▶ [WHAT THE TASK REQUIRES]: Return all entries precisely as they stand, without the images.

▶ [RECORDS SUPPLIED]:

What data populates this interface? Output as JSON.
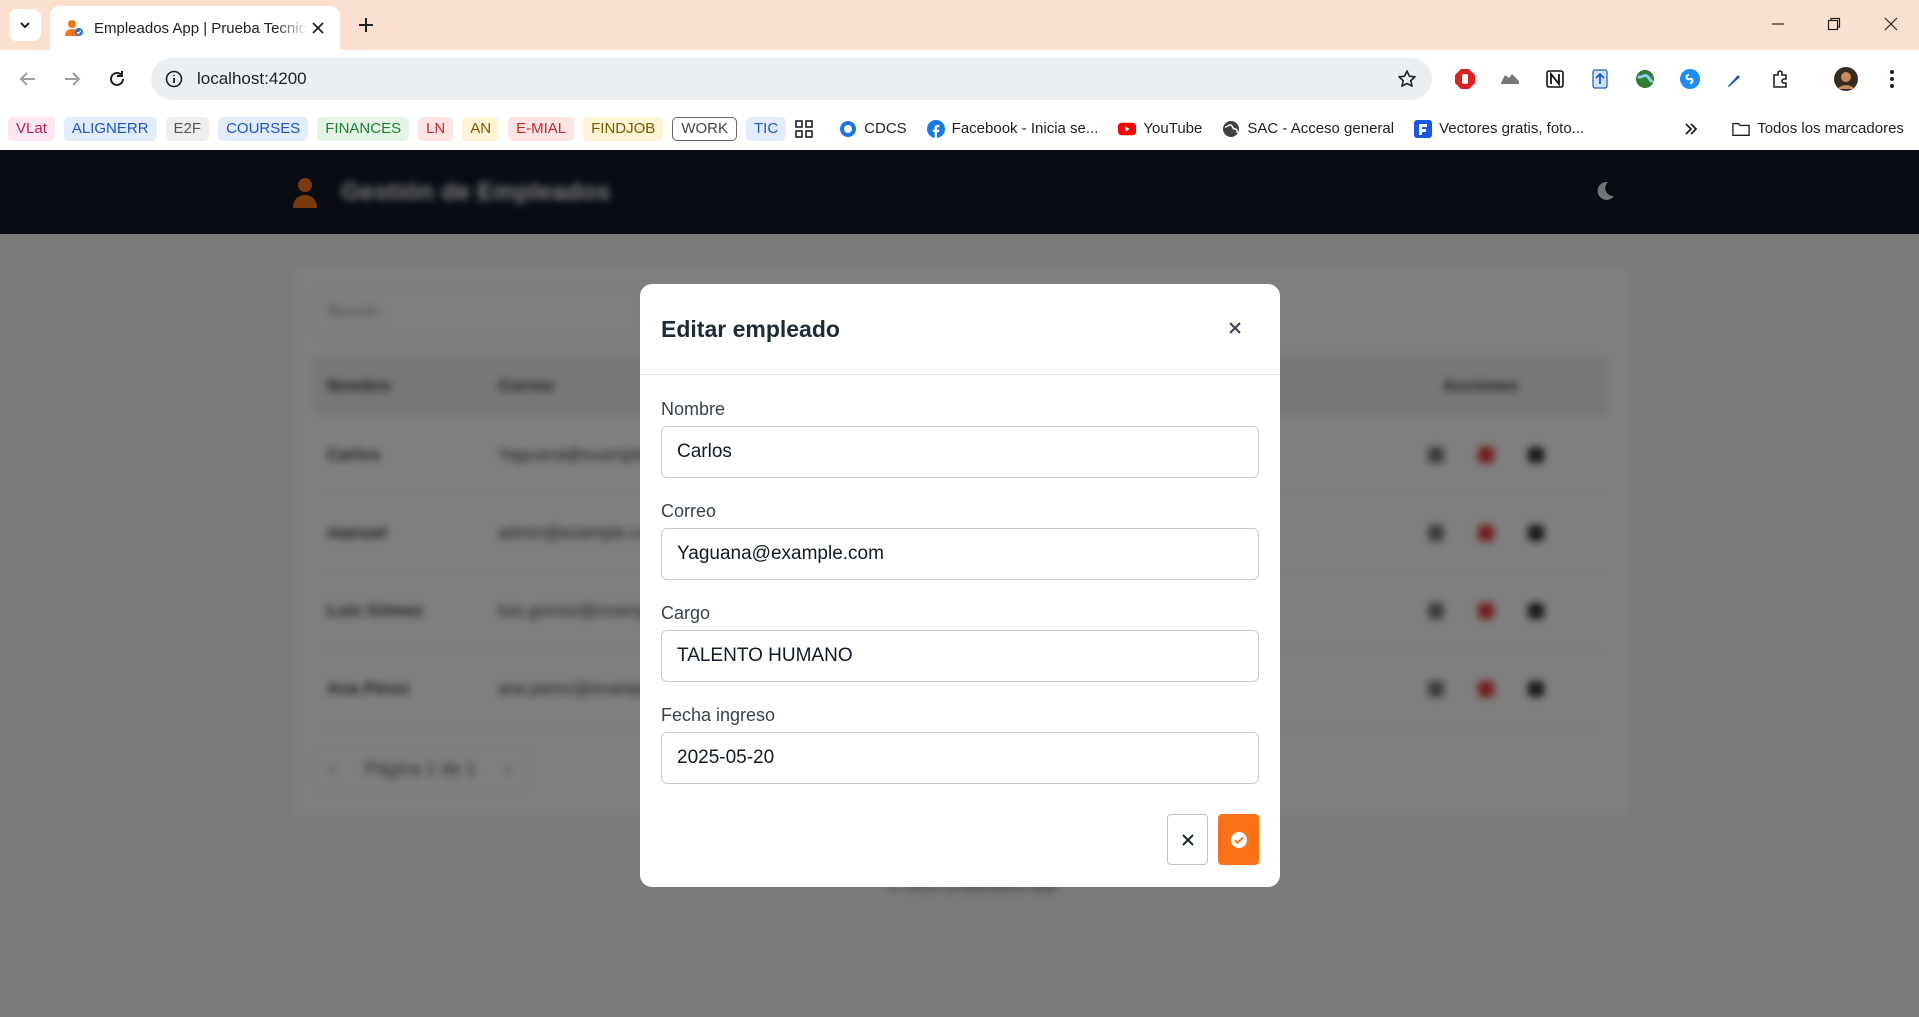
{
  "browser": {
    "tab_title": "Empleados App | Prueba Tecnica",
    "url": "localhost:4200"
  },
  "bookmarks": {
    "chips": [
      {
        "label": "VLat",
        "bg": "#fde7f3",
        "fg": "#c2185b"
      },
      {
        "label": "ALIGNERR",
        "bg": "#e3ecfb",
        "fg": "#1a56c4"
      },
      {
        "label": "E2F",
        "bg": "#eeeeee",
        "fg": "#555555"
      },
      {
        "label": "COURSES",
        "bg": "#e3ecfb",
        "fg": "#1a56c4"
      },
      {
        "label": "FINANCES",
        "bg": "#e3f4e7",
        "fg": "#1e7e34"
      },
      {
        "label": "LN",
        "bg": "#fde4e4",
        "fg": "#c62828"
      },
      {
        "label": "AN",
        "bg": "#fff3d6",
        "fg": "#7a5a00"
      },
      {
        "label": "E-MIAL",
        "bg": "#fde4e4",
        "fg": "#c62828"
      },
      {
        "label": "FINDJOB",
        "bg": "#fff3d6",
        "fg": "#7a5a00"
      },
      {
        "label": "WORK",
        "bg": "#ffffff",
        "fg": "#444444"
      },
      {
        "label": "TIC",
        "bg": "#e3ecfb",
        "fg": "#1a56c4"
      }
    ],
    "links": [
      "CDCS",
      "Facebook - Inicia se...",
      "YouTube",
      "SAC - Acceso general",
      "Vectores gratis, foto..."
    ],
    "all_bookmarks": "Todos los marcadores"
  },
  "app": {
    "title": "Gestión de Empleados",
    "search_placeholder": "Buscar...",
    "columns": [
      "Nombre",
      "Correo",
      "Acciones"
    ],
    "rows": [
      {
        "name": "Carlos",
        "email": "Yaguana@example.com"
      },
      {
        "name": "manuel",
        "email": "admin@example.com"
      },
      {
        "name": "Luis Gómez",
        "email": "luis.gomez@example.com"
      },
      {
        "name": "Ana Pérez",
        "email": "ana.perez@example.com"
      }
    ],
    "pagination": "Página 1 de 1",
    "footer": "© 2025 Empleados App"
  },
  "modal": {
    "title": "Editar empleado",
    "fields": {
      "nombre": {
        "label": "Nombre",
        "value": "Carlos"
      },
      "correo": {
        "label": "Correo",
        "value": "Yaguana@example.com"
      },
      "cargo": {
        "label": "Cargo",
        "value": "TALENTO HUMANO"
      },
      "fecha": {
        "label": "Fecha ingreso",
        "value": "2025-05-20"
      }
    }
  },
  "colors": {
    "accent": "#f97316",
    "header_bg": "#111827",
    "tab_strip": "#fbe0d0"
  },
  "icons": [
    "chevron-down-icon",
    "close-icon",
    "plus-icon",
    "minimize-icon",
    "restore-icon",
    "back-arrow-icon",
    "forward-arrow-icon",
    "reload-icon",
    "site-info-icon",
    "star-icon",
    "extensions-icon",
    "kebab-menu-icon",
    "apps-grid-icon",
    "folder-icon",
    "check-circle-icon",
    "moon-icon"
  ]
}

▶ [EXERCISE RESPONSE]:
What data populates this interface? Output as JSON.
{
  "browser": {
    "tab_title": "Empleados App | Prueba Tecnica",
    "url": "localhost:4200"
  },
  "bookmarks": {
    "chips": [
      {
        "label": "VLat",
        "bg": "#fde7f3",
        "fg": "#c2185b"
      },
      {
        "label": "ALIGNERR",
        "bg": "#e3ecfb",
        "fg": "#1a56c4"
      },
      {
        "label": "E2F",
        "bg": "#eeeeee",
        "fg": "#555555"
      },
      {
        "label": "COURSES",
        "bg": "#e3ecfb",
        "fg": "#1a56c4"
      },
      {
        "label": "FINANCES",
        "bg": "#e3f4e7",
        "fg": "#1e7e34"
      },
      {
        "label": "LN",
        "bg": "#fde4e4",
        "fg": "#c62828"
      },
      {
        "label": "AN",
        "bg": "#fff3d6",
        "fg": "#7a5a00"
      },
      {
        "label": "E-MIAL",
        "bg": "#fde4e4",
        "fg": "#c62828"
      },
      {
        "label": "FINDJOB",
        "bg": "#fff3d6",
        "fg": "#7a5a00"
      },
      {
        "label": "WORK",
        "bg": "#ffffff",
        "fg": "#444444"
      },
      {
        "label": "TIC",
        "bg": "#e3ecfb",
        "fg": "#1a56c4"
      }
    ],
    "links": [
      "CDCS",
      "Facebook - Inicia se...",
      "YouTube",
      "SAC - Acceso general",
      "Vectores gratis, foto..."
    ],
    "all_bookmarks": "Todos los marcadores"
  },
  "app": {
    "title": "Gestión de Empleados",
    "search_placeholder": "Buscar...",
    "columns": [
      "Nombre",
      "Correo",
      "Acciones"
    ],
    "rows": [
      {
        "name": "Carlos",
        "email": "Yaguana@example.com"
      },
      {
        "name": "manuel",
        "email": "admin@example.com"
      },
      {
        "name": "Luis Gómez",
        "email": "luis.gomez@example.com"
      },
      {
        "name": "Ana Pérez",
        "email": "ana.perez@example.com"
      }
    ],
    "pagination": "Página 1 de 1",
    "footer": "© 2025 Empleados App"
  },
  "modal": {
    "title": "Editar empleado",
    "fields": {
      "nombre": {
        "label": "Nombre",
        "value": "Carlos"
      },
      "correo": {
        "label": "Correo",
        "value": "Yaguana@example.com"
      },
      "cargo": {
        "label": "Cargo",
        "value": "TALENTO HUMANO"
      },
      "fecha": {
        "label": "Fecha ingreso",
        "value": "2025-05-20"
      }
    }
  },
  "colors": {
    "accent": "#f97316",
    "header_bg": "#111827",
    "tab_strip": "#fbe0d0"
  },
  "icons": [
    "chevron-down-icon",
    "close-icon",
    "plus-icon",
    "minimize-icon",
    "restore-icon",
    "back-arrow-icon",
    "forward-arrow-icon",
    "reload-icon",
    "site-info-icon",
    "star-icon",
    "extensions-icon",
    "kebab-menu-icon",
    "apps-grid-icon",
    "folder-icon",
    "check-circle-icon",
    "moon-icon"
  ]
}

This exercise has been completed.